When our parliament was attacked, the leader of one opposition party said, that it was not a terrorist attack. The RCMP Commissioner said it was a terrorist attack, and when the film of the attacker was released, we heard what he planned to do: kill the infidels and all that. When the integrity and security of Canada is concerned, we should have a single approach because the safety and security of our citizens is foremost, irrespective of party affiliation. So Bill C51 is the right thing because RCMP and CSIS need spies to keep an eye on those disgruntled elements who do not have the interests of Canada in mind. Canada’s interests are foremost, everything else is secondary.
AJ: What experience would you bring to being a member of parliament? Your main opponents in Newton include the incumbent MP and the former MP?

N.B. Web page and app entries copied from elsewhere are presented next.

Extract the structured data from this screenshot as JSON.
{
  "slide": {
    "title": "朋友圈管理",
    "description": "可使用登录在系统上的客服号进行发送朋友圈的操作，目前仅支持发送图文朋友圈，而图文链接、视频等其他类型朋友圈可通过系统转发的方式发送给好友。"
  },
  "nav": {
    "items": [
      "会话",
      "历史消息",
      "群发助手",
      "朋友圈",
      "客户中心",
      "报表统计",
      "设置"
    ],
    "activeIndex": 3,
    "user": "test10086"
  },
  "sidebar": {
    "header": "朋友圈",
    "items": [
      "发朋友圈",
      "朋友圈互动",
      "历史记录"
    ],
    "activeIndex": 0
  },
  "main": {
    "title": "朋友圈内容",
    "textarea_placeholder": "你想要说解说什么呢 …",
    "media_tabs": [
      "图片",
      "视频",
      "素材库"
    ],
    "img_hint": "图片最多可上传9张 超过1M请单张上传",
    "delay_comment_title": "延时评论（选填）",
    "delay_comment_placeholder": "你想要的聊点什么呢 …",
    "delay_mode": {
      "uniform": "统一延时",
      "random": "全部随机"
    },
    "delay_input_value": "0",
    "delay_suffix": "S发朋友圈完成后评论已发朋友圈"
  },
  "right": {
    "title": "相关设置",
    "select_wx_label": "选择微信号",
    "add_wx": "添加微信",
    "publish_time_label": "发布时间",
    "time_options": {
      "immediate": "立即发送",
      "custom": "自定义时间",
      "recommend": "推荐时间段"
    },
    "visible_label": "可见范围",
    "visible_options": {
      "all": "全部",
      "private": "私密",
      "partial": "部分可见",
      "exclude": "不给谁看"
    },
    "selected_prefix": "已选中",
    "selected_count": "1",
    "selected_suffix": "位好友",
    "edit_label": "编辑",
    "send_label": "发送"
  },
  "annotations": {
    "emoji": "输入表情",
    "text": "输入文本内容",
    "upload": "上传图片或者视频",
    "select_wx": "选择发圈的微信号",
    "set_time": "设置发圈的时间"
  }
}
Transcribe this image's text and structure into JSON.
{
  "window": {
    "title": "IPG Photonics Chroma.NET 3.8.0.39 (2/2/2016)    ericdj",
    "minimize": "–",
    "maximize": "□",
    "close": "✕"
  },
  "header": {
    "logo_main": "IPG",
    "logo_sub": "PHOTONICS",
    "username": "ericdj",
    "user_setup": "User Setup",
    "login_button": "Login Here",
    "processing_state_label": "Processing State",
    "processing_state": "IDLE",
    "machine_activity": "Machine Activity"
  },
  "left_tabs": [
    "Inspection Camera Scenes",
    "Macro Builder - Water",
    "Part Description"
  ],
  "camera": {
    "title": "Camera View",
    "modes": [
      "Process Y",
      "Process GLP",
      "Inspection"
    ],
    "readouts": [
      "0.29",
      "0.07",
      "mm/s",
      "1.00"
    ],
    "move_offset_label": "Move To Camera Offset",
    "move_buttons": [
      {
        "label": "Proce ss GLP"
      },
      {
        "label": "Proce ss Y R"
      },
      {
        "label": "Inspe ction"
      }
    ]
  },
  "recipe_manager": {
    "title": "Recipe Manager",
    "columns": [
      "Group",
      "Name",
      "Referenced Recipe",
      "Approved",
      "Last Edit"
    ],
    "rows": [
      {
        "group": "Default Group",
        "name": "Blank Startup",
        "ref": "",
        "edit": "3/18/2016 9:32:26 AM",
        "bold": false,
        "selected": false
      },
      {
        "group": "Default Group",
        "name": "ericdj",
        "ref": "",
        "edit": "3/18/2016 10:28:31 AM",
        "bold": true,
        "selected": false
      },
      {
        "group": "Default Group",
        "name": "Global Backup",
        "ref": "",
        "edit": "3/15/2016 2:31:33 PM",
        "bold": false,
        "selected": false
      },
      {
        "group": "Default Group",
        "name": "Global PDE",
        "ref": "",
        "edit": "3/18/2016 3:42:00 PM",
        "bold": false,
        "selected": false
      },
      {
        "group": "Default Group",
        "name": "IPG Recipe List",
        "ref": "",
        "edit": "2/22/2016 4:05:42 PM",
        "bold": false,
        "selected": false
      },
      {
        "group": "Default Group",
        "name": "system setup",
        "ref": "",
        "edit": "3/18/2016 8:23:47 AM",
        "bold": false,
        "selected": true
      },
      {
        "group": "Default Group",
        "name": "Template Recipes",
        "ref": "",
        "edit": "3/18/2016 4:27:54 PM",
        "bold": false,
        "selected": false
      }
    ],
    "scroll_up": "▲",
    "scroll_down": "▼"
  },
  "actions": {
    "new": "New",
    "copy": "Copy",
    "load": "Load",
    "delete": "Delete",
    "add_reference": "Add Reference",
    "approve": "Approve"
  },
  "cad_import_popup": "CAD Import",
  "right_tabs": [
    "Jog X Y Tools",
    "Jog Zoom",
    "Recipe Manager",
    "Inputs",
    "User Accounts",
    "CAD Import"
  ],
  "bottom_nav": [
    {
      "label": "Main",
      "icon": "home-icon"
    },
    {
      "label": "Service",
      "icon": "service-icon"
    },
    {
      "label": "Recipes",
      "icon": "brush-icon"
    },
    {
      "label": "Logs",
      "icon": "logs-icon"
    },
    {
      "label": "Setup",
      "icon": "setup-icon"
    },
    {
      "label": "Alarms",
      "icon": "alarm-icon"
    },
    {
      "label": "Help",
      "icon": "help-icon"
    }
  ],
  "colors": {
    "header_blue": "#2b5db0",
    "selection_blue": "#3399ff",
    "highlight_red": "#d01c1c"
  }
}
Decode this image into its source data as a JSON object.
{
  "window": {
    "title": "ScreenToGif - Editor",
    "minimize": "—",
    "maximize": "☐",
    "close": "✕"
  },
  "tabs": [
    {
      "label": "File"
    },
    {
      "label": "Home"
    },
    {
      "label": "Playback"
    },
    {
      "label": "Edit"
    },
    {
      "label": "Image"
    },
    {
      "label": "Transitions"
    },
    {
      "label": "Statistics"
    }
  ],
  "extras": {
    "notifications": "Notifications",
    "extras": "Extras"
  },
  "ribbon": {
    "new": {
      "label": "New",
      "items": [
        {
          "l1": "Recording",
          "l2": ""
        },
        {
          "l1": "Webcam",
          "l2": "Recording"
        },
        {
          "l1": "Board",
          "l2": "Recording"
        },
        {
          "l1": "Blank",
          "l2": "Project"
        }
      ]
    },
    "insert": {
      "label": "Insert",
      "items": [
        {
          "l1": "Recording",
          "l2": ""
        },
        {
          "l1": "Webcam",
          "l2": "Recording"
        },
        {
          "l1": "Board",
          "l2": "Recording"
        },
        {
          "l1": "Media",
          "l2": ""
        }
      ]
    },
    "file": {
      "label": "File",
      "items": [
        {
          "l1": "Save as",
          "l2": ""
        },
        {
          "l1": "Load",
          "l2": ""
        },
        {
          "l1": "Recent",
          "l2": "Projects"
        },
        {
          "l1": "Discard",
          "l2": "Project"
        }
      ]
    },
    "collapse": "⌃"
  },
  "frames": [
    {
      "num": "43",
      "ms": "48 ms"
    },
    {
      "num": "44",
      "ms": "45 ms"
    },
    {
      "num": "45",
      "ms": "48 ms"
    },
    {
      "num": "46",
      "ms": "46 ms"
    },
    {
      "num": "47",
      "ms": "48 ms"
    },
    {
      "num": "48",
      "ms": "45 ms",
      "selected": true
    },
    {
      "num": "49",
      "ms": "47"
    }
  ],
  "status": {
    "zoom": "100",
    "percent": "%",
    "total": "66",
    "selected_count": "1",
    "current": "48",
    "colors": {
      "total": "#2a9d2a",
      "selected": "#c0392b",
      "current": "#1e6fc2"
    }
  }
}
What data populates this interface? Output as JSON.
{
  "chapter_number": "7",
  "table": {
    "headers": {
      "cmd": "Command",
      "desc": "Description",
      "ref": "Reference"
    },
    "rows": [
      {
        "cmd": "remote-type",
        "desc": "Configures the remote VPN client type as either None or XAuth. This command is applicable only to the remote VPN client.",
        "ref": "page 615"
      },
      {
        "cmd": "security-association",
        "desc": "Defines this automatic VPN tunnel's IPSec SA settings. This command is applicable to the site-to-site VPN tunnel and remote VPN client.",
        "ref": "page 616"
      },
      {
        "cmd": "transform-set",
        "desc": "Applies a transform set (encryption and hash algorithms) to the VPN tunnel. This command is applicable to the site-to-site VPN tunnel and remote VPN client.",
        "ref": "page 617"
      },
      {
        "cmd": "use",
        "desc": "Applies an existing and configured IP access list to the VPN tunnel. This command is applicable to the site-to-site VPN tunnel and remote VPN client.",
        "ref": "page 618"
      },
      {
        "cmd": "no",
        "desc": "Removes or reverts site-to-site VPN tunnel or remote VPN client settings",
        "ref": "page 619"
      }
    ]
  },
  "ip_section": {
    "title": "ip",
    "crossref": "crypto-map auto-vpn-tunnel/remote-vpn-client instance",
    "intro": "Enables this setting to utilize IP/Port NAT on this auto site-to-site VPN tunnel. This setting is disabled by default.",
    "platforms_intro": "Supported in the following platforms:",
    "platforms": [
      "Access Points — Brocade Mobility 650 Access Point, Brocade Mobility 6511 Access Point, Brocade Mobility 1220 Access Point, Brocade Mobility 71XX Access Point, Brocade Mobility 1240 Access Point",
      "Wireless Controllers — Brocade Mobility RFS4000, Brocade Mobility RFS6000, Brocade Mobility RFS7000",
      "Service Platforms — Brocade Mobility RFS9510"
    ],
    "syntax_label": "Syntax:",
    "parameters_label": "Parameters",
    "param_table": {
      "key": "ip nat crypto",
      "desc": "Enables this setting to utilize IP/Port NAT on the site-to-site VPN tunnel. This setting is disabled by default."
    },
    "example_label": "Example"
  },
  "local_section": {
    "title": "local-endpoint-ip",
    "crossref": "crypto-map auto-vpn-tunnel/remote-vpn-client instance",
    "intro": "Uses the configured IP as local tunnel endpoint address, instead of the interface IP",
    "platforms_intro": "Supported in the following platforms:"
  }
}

HS: It’s interesting, the MP says that nothing has been done regarding violence in Surrey yet bills were being passed in the parliament to make our communities and streets safer including; increased penalties for sexual offences against children; tougher sentences for the production and trafficking of illicit drugs; better protection from violent and repeat offenders; eliminating conditional sentences and house arrest for serious and violent crimes. When these bills were passed the opposition voted against them. That is why I feel people are not happy with politicians, and as far as experience is concerned, I have more experience than them because (as a journalist) I have been dealing with all kinds of people, all kinds of issues, and I am the only candidate who lives in the Surrey Newton riding.